> [About this task] Could you give back every record below exactly, leaving out the pictures?
-- Data supplied follows --
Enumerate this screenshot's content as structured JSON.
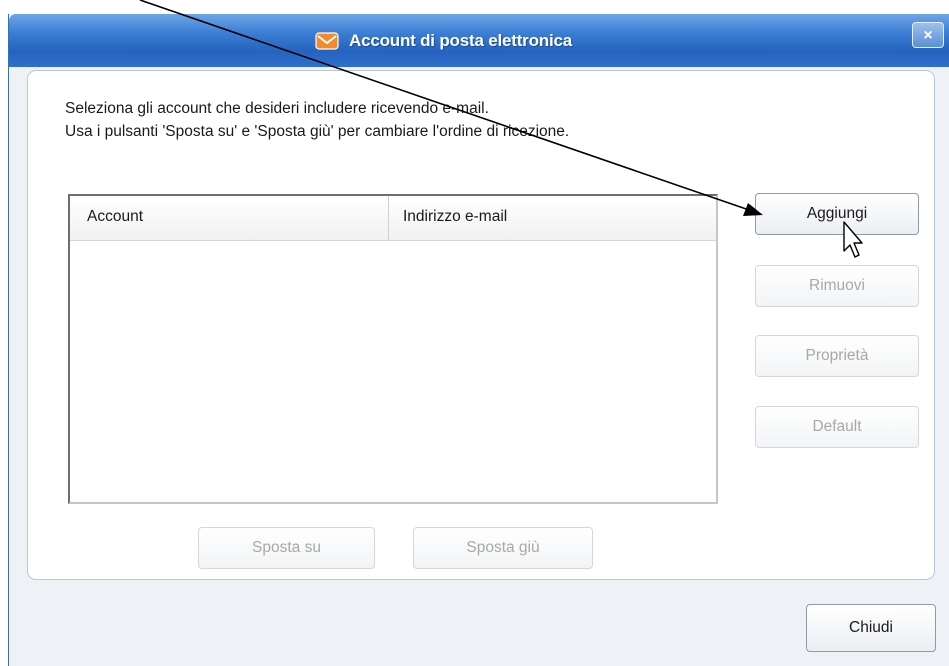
{
  "window": {
    "title": "Account di posta elettronica",
    "close_label": "×"
  },
  "description": {
    "line1": "Seleziona gli account che desideri includere ricevendo e-mail.",
    "line2": "Usa i pulsanti 'Sposta su' e 'Sposta giù' per cambiare l'ordine di ricezione."
  },
  "list": {
    "columns": [
      "Account",
      "Indirizzo e-mail"
    ],
    "rows": []
  },
  "buttons": {
    "add": "Aggiungi",
    "remove": "Rimuovi",
    "properties": "Proprietà",
    "default": "Default",
    "move_up": "Sposta su",
    "move_down": "Sposta giù",
    "close": "Chiudi"
  },
  "colors": {
    "titlebar": "#2f6fcb",
    "background": "#eef2f7",
    "disabled_text": "#a8a8a8"
  }
}
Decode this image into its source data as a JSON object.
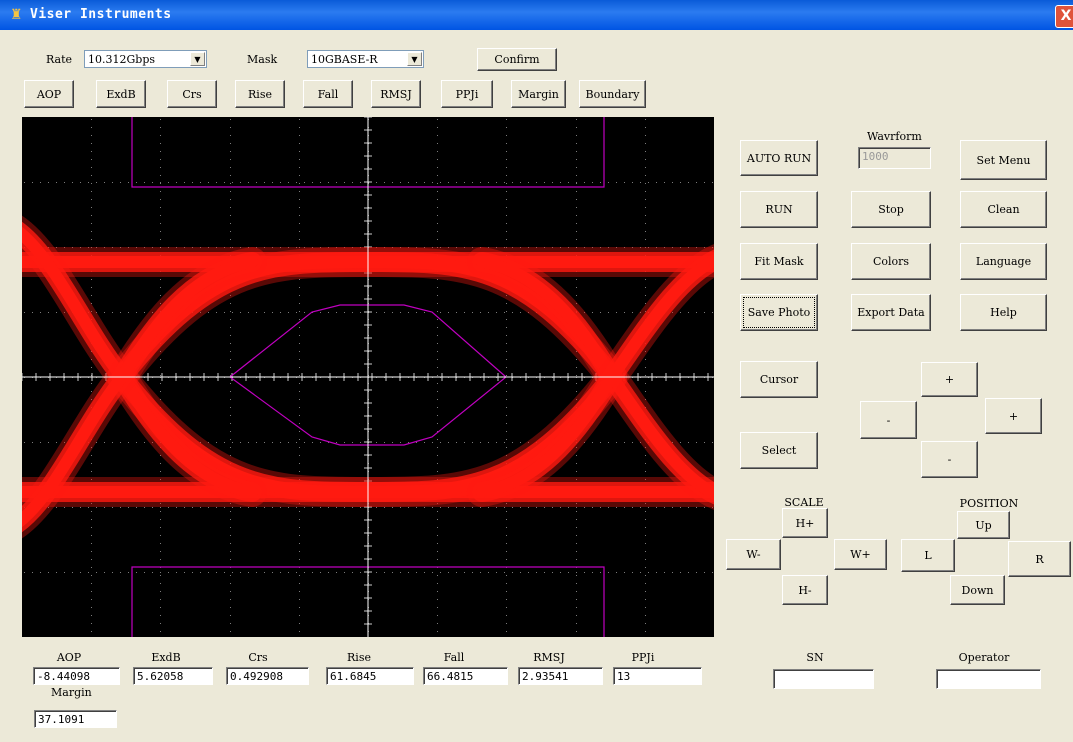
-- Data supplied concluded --
> [Solution]
Enumerate this screenshot's content as structured JSON.
{
  "window": {
    "title": "Account di posta elettronica",
    "close_label": "×"
  },
  "description": {
    "line1": "Seleziona gli account che desideri includere ricevendo e-mail.",
    "line2": "Usa i pulsanti 'Sposta su' e 'Sposta giù' per cambiare l'ordine di ricezione."
  },
  "list": {
    "columns": [
      "Account",
      "Indirizzo e-mail"
    ],
    "rows": []
  },
  "buttons": {
    "add": "Aggiungi",
    "remove": "Rimuovi",
    "properties": "Proprietà",
    "default": "Default",
    "move_up": "Sposta su",
    "move_down": "Sposta giù",
    "close": "Chiudi"
  },
  "colors": {
    "titlebar": "#2f6fcb",
    "background": "#eef2f7",
    "disabled_text": "#a8a8a8"
  }
}
Decode this image into its source data as a JSON object.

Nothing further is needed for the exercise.